  19. The alexithymic brain: the neural pathways linking alexithymia to physical disorders

    Directory of Open Access Journals (Sweden)

    Kano Michiko

    2013-01-01

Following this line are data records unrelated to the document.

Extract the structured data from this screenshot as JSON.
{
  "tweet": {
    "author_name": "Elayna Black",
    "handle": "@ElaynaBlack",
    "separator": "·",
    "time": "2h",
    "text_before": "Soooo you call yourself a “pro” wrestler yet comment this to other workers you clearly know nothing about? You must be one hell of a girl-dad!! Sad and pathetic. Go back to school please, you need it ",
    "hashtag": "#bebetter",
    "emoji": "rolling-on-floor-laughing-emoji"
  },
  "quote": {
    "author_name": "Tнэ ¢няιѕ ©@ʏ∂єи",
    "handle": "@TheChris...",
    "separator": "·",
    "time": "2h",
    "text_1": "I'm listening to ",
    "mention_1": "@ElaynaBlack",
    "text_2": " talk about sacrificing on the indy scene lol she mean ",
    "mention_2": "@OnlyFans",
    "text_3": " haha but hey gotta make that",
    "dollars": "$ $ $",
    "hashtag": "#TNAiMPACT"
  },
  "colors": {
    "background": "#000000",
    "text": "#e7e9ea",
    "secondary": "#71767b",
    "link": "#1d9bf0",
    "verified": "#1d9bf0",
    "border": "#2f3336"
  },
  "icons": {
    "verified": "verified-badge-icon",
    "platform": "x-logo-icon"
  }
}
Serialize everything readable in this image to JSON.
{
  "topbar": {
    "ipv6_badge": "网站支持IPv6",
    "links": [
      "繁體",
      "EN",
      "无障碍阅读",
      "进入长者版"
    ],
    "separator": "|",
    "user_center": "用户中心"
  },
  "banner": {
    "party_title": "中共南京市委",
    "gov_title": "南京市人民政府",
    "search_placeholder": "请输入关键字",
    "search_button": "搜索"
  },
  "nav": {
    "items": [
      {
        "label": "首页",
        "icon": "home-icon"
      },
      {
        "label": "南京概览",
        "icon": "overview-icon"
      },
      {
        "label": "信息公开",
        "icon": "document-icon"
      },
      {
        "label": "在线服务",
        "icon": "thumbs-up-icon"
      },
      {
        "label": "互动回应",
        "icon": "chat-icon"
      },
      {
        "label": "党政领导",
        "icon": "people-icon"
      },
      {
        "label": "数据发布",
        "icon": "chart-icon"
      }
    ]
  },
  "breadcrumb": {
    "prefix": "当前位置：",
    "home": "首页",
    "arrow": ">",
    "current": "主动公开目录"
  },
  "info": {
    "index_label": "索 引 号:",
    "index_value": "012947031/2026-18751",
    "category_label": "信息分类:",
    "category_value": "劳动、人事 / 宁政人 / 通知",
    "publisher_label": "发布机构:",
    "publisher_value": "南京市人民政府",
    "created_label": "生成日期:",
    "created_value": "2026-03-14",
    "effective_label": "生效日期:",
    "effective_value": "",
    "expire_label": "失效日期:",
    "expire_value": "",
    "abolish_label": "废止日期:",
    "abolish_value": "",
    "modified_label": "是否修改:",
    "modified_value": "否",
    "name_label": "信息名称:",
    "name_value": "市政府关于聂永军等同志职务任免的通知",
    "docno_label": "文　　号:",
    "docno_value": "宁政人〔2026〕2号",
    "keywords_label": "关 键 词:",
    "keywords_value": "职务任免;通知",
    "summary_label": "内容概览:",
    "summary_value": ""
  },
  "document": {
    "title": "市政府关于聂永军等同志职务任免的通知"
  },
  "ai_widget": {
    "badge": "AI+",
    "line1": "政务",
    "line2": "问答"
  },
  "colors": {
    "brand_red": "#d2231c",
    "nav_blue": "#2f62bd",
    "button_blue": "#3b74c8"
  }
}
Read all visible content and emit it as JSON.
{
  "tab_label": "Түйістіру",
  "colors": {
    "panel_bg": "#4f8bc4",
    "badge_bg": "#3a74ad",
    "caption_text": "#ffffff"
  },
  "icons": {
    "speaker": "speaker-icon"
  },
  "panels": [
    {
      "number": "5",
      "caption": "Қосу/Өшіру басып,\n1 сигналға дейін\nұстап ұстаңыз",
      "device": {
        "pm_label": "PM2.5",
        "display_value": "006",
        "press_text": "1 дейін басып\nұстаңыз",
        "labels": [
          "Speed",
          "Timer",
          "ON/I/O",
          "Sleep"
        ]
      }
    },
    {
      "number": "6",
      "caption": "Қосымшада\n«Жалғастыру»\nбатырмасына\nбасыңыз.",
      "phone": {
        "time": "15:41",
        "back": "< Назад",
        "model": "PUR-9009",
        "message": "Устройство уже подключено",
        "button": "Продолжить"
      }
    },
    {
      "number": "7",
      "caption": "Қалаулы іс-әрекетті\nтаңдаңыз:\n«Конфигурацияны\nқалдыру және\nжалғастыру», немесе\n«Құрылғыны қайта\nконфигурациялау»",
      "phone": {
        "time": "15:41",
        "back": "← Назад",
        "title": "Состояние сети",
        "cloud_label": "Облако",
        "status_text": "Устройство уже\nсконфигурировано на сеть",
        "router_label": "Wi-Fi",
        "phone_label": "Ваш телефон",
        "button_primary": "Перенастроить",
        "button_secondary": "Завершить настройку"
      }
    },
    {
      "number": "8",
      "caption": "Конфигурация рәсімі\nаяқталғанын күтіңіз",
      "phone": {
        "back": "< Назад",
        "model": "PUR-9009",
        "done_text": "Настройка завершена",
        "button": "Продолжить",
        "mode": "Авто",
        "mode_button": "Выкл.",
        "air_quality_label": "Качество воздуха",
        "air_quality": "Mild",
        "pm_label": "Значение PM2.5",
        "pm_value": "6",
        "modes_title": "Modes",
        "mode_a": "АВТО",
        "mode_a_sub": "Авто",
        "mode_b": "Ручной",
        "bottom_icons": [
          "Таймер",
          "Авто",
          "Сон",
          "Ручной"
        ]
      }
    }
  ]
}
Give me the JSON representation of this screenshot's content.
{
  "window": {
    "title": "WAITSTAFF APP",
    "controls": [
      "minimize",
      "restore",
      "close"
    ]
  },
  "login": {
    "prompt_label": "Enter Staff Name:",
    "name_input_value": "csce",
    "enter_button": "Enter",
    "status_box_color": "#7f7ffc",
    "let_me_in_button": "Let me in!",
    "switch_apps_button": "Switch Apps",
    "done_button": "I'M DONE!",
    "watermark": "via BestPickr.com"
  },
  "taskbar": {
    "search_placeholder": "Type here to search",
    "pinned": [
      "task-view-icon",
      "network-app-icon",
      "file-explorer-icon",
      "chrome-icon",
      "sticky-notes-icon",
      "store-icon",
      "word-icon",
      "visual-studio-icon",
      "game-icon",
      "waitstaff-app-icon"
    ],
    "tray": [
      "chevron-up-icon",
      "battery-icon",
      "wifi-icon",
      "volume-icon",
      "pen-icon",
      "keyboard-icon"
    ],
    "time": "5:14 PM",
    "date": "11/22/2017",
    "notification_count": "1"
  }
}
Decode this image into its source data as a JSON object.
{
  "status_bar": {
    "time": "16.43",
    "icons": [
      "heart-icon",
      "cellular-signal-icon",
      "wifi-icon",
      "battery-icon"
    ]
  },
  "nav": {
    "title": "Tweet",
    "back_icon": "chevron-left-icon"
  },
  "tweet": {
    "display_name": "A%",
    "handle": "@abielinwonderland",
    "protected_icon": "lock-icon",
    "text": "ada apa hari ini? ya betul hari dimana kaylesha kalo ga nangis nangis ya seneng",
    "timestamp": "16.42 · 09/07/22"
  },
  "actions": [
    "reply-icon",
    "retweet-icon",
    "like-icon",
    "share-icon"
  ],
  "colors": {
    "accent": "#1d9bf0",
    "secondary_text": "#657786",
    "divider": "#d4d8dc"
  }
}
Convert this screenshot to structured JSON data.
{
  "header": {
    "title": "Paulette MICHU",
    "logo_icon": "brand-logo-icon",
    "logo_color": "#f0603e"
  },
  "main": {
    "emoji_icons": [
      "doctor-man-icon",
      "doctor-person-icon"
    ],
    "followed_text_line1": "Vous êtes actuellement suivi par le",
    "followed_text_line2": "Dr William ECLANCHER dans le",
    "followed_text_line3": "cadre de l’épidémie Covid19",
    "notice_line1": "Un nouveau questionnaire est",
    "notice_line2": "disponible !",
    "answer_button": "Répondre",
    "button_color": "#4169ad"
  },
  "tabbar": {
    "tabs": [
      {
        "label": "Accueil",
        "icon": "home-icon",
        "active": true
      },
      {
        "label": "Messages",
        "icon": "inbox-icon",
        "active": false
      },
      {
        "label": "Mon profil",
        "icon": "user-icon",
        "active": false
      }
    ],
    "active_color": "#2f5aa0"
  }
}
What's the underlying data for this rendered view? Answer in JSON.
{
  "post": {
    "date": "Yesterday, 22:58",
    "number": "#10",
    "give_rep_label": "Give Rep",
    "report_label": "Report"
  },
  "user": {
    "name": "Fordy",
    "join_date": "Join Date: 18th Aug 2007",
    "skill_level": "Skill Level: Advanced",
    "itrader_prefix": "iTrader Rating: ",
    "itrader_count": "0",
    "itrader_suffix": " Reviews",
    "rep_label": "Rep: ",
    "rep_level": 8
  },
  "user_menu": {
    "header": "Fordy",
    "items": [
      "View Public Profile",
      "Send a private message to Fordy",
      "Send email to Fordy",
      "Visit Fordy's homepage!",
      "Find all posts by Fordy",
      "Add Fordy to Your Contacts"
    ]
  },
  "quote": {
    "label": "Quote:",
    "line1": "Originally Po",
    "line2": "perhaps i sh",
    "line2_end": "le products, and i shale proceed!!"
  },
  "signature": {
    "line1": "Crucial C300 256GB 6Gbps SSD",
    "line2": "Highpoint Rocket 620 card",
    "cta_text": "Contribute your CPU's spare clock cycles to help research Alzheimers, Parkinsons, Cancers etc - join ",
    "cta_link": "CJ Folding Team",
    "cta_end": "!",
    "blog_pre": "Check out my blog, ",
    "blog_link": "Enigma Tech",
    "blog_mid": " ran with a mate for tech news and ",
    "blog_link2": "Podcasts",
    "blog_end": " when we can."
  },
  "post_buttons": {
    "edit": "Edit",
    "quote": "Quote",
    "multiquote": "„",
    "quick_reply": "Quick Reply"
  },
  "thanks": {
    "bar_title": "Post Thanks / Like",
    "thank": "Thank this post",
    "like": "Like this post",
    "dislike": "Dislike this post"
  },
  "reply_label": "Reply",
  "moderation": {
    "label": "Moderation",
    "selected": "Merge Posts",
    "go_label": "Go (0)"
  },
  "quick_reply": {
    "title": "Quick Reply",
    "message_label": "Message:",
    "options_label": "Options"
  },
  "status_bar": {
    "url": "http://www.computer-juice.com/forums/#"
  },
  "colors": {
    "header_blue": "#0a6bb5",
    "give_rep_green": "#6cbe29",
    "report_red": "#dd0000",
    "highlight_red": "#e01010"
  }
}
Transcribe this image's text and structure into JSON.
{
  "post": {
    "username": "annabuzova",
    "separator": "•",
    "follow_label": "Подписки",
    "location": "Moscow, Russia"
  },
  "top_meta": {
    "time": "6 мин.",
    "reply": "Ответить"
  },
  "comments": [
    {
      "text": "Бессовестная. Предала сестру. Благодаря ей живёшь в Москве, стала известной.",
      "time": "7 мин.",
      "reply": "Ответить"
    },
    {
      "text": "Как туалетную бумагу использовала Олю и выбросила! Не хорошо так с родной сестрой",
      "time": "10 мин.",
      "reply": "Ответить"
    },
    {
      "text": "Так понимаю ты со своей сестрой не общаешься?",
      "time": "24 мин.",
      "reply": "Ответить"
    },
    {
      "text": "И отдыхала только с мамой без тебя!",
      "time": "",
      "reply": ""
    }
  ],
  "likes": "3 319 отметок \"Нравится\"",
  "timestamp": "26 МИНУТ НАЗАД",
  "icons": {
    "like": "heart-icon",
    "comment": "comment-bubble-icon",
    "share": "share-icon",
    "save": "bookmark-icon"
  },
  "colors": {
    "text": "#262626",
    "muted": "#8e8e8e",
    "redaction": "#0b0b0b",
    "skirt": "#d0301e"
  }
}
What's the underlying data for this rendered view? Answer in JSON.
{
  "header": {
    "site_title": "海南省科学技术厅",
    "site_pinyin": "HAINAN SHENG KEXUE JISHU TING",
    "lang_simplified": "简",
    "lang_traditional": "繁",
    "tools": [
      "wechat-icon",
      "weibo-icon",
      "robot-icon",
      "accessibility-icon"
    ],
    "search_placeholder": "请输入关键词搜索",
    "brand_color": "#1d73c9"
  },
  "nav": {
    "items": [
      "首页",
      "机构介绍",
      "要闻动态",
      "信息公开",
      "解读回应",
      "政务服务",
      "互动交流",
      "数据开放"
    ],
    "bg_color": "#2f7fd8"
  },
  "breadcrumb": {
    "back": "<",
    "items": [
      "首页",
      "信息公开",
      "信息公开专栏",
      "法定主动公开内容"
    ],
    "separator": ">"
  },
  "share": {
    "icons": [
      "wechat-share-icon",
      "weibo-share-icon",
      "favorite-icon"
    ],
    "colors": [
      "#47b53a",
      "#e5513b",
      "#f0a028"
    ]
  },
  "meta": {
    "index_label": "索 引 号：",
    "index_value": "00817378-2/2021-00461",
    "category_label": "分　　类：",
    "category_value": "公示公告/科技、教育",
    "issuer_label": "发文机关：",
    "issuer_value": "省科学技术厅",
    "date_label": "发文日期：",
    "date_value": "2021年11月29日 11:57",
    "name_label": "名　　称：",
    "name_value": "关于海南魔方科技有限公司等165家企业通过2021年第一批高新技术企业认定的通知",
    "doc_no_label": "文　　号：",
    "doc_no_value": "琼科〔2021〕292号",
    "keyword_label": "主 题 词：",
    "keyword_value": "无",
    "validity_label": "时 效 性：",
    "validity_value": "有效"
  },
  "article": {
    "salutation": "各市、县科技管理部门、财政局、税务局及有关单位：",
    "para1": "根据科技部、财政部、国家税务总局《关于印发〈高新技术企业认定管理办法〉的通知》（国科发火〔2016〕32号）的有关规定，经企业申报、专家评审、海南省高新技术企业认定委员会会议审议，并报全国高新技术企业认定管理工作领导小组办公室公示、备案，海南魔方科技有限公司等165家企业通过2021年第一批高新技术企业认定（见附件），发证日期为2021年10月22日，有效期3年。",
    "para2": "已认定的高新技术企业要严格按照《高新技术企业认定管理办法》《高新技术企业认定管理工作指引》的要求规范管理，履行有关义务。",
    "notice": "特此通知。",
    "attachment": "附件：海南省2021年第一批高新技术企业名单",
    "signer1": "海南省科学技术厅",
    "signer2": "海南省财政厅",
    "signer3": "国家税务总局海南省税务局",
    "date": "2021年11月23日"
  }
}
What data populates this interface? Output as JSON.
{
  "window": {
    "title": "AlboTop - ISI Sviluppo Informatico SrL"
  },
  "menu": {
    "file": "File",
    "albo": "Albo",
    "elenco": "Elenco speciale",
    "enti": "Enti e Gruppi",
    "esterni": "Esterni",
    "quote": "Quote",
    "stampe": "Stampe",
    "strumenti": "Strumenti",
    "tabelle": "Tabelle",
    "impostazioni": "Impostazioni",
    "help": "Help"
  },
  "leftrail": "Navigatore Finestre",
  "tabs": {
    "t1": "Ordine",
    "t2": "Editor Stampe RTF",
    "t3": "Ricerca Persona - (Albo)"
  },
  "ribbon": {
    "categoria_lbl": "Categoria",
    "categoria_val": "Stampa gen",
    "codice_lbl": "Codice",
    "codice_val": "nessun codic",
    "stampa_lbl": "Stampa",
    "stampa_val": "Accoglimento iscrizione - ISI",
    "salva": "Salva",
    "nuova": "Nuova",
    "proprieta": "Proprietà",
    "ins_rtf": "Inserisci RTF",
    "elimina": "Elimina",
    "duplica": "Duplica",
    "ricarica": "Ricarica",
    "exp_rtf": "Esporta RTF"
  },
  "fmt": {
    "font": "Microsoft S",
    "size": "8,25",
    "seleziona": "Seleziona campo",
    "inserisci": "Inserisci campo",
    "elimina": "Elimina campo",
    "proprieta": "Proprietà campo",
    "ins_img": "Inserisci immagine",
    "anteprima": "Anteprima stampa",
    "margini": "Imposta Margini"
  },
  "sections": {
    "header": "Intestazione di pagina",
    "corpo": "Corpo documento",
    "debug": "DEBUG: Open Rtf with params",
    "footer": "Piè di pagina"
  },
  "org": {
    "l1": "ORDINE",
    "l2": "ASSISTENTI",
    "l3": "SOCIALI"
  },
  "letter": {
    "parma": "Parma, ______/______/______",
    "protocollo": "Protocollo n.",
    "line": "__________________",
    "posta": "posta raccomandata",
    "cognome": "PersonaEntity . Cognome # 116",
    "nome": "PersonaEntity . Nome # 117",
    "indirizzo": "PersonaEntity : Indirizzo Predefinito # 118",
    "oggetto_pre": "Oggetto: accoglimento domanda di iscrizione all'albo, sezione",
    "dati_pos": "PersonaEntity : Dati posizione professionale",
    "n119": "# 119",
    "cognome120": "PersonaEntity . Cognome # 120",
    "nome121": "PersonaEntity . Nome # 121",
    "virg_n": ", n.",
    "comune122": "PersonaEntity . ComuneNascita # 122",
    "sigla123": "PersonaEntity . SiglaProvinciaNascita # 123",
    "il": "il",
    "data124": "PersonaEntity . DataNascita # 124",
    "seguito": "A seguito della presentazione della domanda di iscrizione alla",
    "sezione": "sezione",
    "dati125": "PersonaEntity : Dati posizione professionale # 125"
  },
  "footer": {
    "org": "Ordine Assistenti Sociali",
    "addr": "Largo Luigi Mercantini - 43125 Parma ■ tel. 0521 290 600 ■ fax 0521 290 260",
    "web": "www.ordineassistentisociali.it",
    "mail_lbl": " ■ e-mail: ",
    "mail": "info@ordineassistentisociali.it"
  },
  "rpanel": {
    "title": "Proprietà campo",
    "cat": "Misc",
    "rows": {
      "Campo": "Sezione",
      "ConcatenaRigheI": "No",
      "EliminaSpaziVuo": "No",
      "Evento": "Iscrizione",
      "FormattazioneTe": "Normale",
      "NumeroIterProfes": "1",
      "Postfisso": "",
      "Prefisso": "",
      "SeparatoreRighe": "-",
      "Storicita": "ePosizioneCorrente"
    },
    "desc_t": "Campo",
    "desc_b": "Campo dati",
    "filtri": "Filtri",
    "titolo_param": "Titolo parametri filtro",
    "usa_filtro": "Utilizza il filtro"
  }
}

    Full Text Available Abstract Alexithymia is a personality trait characterized by difficulties in identifying and describing feelings and is associated with psychiatric and psychosomatic disorders. The mechanisms underlying the link between emotional dysregulation and psychosomatic disorders are unclear. Recent progress in neuroimaging has provided important information regarding emotional experience in alexithymia. We have conducted three brain imaging studies on alexithymia, which we describe herein. This article considers the role of emotion in the development of physical symptoms and discusses a possible pathway that we have identified in our neuroimaging studies linking alexithymia with psychosomatic disorders. In terms of socio-affective processing, alexithymics demonstrate lower reactivity in brain regions associated with emotion. Many studies have reported reduced activation in limbic areas (e.g., cingulate cortex, anterior insula, amygdala and the prefrontal cortex when alexithymics attempt to feel other people’s feelings or retrieve their own emotional episodes, compared to nonalexithymics. With respect to primitive emotional reactions such as the response to pain, alexithymics show amplified activity in areas considered to be involved in physical sensation. In addition to greater hormonal arousal responses in alexithymics during visceral pain, increased activity has been reported in the insula, anterior cingulate cortex, and midbrain. Moreover, in complex social situations, alexithymics may not be able to use feelings to guide their behavior appropriately. The Iowa gambling task (IGT was developed to assess decision-making processes based on emotion-guided evaluation. When alexithymics perform the IGT, they fail to learn an advantageous decision-making strategy and show reduced activity in the medial prefrontal cortex, a key area